“I always think the Vintage is best when it’s released," he says. "For a beer that’s 60 IBU [International Bitterness Units – up from 40 in the past] it doesn’t drink at that level. [With the extra hopping] we thought it should last a bit longer. Increasing the bitterness gives it extra staying power, although we won’t know [if it does] for a while yet."
With 15 versions of the beer now released since 1998, Jon Meneses explained how the first one came about. A few members of the Coopers family and some friends were chatting in the boardroom at the brewery in Leabrook and decided, he says, that “they wanted a beer that would last like a wine would.”
The first was a lager, but since 1999 it’s been a bottle conditioned ale in keeping with Coopers’ traditions.
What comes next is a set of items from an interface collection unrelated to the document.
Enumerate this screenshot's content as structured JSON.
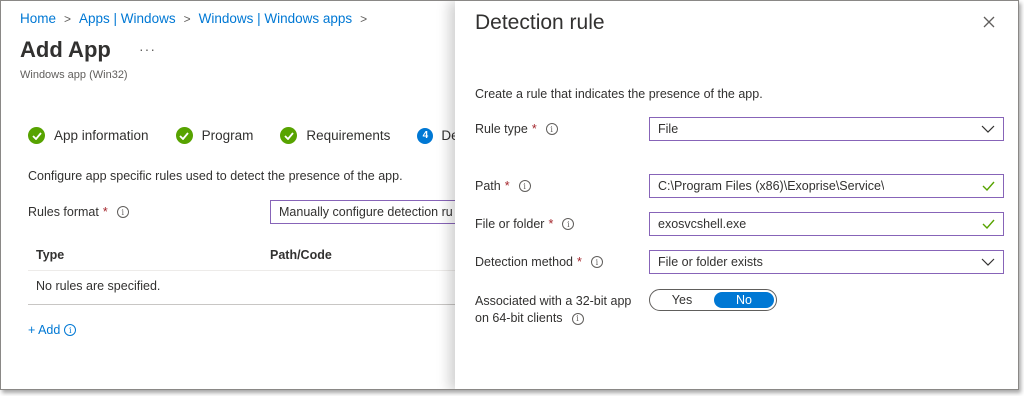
{
  "breadcrumb": [
    "Home",
    "Apps | Windows",
    "Windows | Windows apps"
  ],
  "page": {
    "title": "Add App",
    "more": "···",
    "subtitle": "Windows app (Win32)"
  },
  "steps": [
    {
      "label": "App information",
      "done": true
    },
    {
      "label": "Program",
      "done": true
    },
    {
      "label": "Requirements",
      "done": true
    },
    {
      "number": "4",
      "label": "De"
    }
  ],
  "detection": {
    "configure_text": "Configure app specific rules used to detect the presence of the app.",
    "rules_format_label": "Rules format",
    "rules_format_value": "Manually configure detection ru",
    "columns": [
      "Type",
      "Path/Code"
    ],
    "empty_text": "No rules are specified.",
    "add_label": "+ Add"
  },
  "panel": {
    "title": "Detection rule",
    "intro": "Create a rule that indicates the presence of the app.",
    "rule_type": {
      "label": "Rule type",
      "value": "File"
    },
    "path": {
      "label": "Path",
      "value": "C:\\Program Files (x86)\\Exoprise\\Service\\"
    },
    "file_or_folder": {
      "label": "File or folder",
      "value": "exosvcshell.exe"
    },
    "detection_method": {
      "label": "Detection method",
      "value": "File or folder exists"
    },
    "associated_32bit": {
      "label_line1": "Associated with a 32-bit app",
      "label_line2": "on 64-bit clients",
      "yes": "Yes",
      "no": "No",
      "selected": "No"
    }
  },
  "symbols": {
    "required": "*",
    "info": "i",
    "separator": ">"
  },
  "colors": {
    "accent": "#0078d4",
    "success": "#57a300",
    "required": "#a4262c",
    "focus_border": "#8764b8"
  }
}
The most recent (the paler of the two pictured) was brewed with 100 percent Australian malt, mostly grown in SA, water drawn from a deep aquifer under the brewery site, their famous ale yeast, which is more than 100 years old, kept in the UK and sent over every six months to be introduced to the beer, and the aforementioned hops.
It's hitting the market just ahead of the first Brooklyn beers to be distributed by Coopers and their distribution arm Premium Beverages since Brooklyn made the switch from Palais Imports, the SA importer that introduced the NYC brewery to Australia over the past few years. Cam describes Brooklyn as “a good fit”, offering beers and a brand that don’t compete with any others in their domestic or international portfolio.
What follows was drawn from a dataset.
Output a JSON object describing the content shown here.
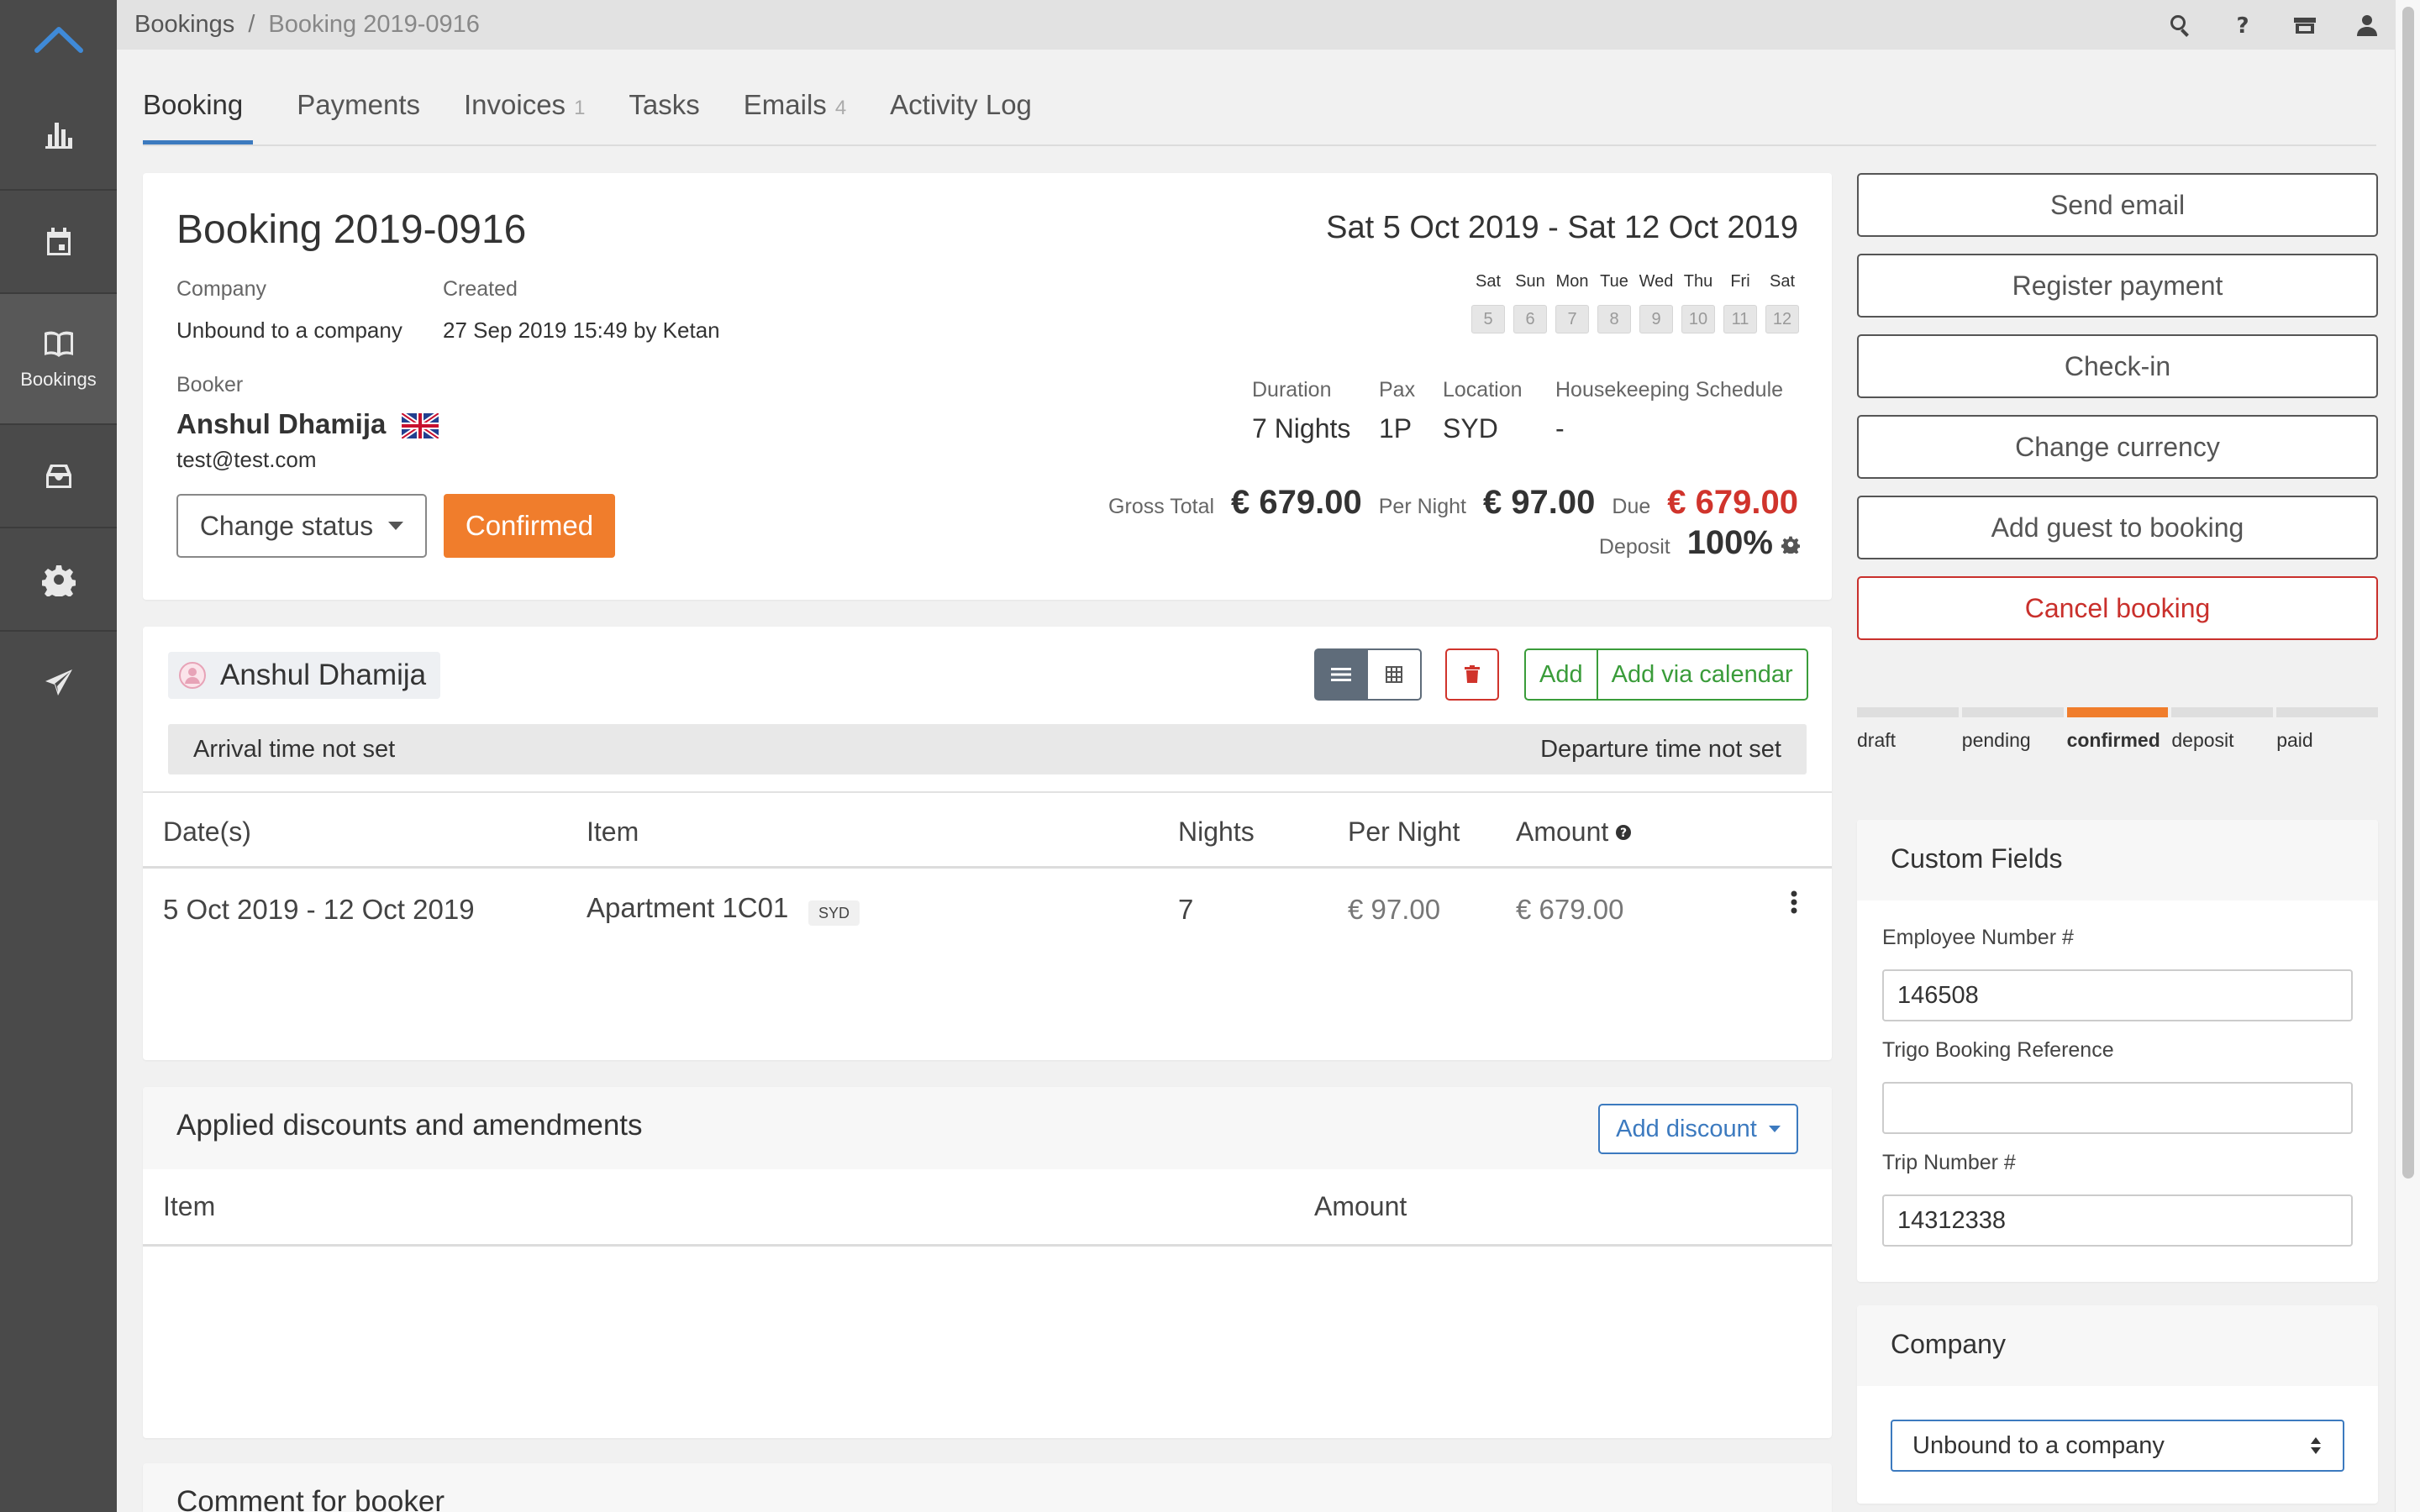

As to whether the tweaks made to their brewery to allow them to brew Brooklyn Lager to the New Yorkers’ requirements will lead to any new Coopers beers remains to be seen.
“We are always looking for opportunities in that regard," says Cam. "We’ve got our Thomas Coopers Selection: the Celebration Ale launched in 2012 and the Artisan Reserve Pilsner. We see the Vintage Ale as part of that as well."
In a year that has seen Coopers invest $10 million in upgrades and expansions to its Leabrook site, the local craft beer scene has exploded too. Cam says this rapid change within SA, which celebrates the Adelaide Beer Awards tomorrow night, has been remarkable. Where a few years ago he could drive around the state and see “one brewery in the Barossa and one in Goolwa now there’s 20 or 30 coming up," he says.
“The challenge for all of these little, boutique businesses will be how they maintain longevity and keep it growing as they get growth.”
That's a subject on which his employer is well placed to comment. After more than a century and a half, the same family remains in charge, the brewers still brew the founder's original beer and, while it operates on a different plane to the brewers we usually cover on The Crafty Pint, few would ever question its claim to be the original craft brewer. And, as small scale, local brewing with a focus on flavour and integrity grows, it's helping Coopers too by bringing renewed interest into beer as a whole at a time when overall sales are declining.
“Where we’re getting growth,” says Cam, “is in premium, craft and mid strength – our Mild is experiencing significant growth."
He believes they occupy a unique position in terms of their appeal: Coopers is seen as a “safe haven” for mainstream drinkers looking to try something other than the lagers they usually opt for and also a sessionable alternative for craft beer drinkers looking for a break from bigger beers.
“People want to engage with us and learn about us," he says. "As distinct from trying to ram [a story] down their throats, we’re recognised more as an Australian family business.
“We want to grow the business in the right way, nurture it and be sensible about it: slow, steady, consistent, quality and [with] respect for our customers and consumers. Climbing up the cliff face one step at a time.”
Wise words, no doubt, for the hundreds of small brewers who would love to be the Thomas Coopers of the future.